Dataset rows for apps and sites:
- - - - - - -
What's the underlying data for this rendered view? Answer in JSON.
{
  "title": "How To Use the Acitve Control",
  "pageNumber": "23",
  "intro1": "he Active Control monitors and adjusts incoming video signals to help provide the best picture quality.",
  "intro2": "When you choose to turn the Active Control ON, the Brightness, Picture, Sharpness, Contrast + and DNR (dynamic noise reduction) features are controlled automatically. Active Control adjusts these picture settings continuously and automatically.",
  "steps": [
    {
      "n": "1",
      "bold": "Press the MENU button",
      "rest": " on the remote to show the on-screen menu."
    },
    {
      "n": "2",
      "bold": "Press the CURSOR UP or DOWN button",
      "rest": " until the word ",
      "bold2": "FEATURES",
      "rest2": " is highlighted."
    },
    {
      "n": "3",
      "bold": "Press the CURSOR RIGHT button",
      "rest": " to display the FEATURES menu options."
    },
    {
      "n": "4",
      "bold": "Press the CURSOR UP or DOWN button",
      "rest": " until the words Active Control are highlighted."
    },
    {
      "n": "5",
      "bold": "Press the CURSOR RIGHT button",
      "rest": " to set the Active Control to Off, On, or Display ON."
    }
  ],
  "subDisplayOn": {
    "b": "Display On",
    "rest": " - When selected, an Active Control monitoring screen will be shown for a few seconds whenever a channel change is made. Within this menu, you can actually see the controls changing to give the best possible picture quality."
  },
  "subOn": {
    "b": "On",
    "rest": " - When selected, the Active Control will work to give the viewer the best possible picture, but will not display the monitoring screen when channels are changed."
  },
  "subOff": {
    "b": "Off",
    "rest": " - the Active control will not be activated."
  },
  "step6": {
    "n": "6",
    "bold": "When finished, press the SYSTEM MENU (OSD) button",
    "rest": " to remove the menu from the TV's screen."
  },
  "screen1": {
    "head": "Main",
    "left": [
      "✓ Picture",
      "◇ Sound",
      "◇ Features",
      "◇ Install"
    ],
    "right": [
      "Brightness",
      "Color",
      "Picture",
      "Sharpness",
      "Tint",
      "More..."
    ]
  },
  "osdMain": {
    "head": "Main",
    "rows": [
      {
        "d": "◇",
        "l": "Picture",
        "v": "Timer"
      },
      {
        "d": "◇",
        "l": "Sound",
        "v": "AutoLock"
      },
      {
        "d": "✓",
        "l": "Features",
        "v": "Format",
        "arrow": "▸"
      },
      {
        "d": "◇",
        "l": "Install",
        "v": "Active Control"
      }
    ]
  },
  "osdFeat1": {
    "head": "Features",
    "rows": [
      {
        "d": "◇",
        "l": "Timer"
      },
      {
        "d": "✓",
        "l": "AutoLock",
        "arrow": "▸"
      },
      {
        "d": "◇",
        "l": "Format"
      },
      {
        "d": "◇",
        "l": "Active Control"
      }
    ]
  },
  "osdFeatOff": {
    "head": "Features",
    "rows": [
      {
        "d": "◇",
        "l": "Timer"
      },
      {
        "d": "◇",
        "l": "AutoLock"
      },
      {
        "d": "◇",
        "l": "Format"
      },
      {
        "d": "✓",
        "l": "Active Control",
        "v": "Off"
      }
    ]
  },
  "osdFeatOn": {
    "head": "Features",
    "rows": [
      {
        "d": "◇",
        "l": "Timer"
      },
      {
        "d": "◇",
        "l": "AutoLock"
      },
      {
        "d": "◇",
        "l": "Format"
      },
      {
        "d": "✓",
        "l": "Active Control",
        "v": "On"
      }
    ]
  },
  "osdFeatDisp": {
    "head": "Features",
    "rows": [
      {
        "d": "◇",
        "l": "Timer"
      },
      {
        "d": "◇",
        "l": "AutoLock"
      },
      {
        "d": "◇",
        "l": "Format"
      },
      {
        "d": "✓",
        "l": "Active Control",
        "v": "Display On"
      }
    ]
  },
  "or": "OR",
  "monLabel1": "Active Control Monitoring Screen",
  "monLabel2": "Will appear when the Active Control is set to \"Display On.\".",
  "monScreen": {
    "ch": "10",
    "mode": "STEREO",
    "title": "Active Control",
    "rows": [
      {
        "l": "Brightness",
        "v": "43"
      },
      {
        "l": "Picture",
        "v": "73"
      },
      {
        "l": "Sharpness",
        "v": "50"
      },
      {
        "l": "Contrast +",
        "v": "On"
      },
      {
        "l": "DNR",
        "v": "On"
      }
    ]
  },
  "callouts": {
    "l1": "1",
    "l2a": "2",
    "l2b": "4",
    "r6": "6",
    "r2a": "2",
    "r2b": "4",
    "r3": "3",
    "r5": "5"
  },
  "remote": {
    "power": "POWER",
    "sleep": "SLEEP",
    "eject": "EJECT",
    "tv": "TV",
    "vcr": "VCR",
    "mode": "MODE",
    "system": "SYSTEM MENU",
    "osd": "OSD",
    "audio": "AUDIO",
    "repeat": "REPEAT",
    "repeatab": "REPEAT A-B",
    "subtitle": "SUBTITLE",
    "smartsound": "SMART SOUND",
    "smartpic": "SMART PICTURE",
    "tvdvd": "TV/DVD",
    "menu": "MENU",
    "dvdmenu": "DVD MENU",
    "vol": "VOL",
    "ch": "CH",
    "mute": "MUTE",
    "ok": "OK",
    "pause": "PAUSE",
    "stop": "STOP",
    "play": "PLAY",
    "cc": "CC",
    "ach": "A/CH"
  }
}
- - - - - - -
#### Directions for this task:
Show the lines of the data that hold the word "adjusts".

#### Solution below:
  "intro1": "he Active Control monitors and adjusts incoming video signals to help provide the best picture quality.",
  "intro2": "When you choose to turn the Active Control ON, the Brightness, Picture, Sharpness, Contrast + and DNR (dynamic noise reduction) features are controlled automatically. Active Control adjusts these picture settings continuously and automatically.",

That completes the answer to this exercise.